** Exercise **
Copy, from the listing, every line in which the string "letters" is present.
*** Data to process Section Begins ***
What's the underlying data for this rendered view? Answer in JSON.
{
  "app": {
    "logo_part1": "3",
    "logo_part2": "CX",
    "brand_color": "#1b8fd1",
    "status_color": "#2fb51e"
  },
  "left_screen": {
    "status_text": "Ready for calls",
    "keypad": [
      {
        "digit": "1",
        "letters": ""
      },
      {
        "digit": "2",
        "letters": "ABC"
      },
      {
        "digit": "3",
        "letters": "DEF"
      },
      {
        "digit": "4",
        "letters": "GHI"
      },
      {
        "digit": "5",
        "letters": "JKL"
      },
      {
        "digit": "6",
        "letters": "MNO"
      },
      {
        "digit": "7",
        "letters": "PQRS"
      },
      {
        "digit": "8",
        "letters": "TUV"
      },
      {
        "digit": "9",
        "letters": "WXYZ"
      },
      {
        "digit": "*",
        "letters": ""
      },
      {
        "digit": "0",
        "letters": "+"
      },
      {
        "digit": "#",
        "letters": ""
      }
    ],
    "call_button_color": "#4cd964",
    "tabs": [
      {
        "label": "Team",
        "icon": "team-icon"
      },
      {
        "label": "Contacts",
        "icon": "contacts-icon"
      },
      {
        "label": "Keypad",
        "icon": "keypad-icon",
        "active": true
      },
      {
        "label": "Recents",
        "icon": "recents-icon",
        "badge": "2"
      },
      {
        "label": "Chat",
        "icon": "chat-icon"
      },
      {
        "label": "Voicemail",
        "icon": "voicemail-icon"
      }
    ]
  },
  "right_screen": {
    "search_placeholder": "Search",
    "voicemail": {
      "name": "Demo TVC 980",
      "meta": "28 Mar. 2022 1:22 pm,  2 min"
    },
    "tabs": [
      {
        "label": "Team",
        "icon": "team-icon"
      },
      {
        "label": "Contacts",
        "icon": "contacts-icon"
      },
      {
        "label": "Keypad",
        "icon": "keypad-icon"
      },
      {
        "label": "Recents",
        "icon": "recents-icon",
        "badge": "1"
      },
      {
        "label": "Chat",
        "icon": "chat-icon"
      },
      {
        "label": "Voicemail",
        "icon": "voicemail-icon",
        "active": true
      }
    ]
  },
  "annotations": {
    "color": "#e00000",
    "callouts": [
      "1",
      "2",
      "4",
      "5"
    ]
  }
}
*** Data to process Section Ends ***
** Task result **
        "letters": ""
        "letters": "ABC"
        "letters": "DEF"
        "letters": "GHI"
        "letters": "JKL"
        "letters": "MNO"
        "letters": "PQRS"
        "letters": "TUV"
        "letters": "WXYZ"
        "letters": ""
        "letters": "+"
        "letters": ""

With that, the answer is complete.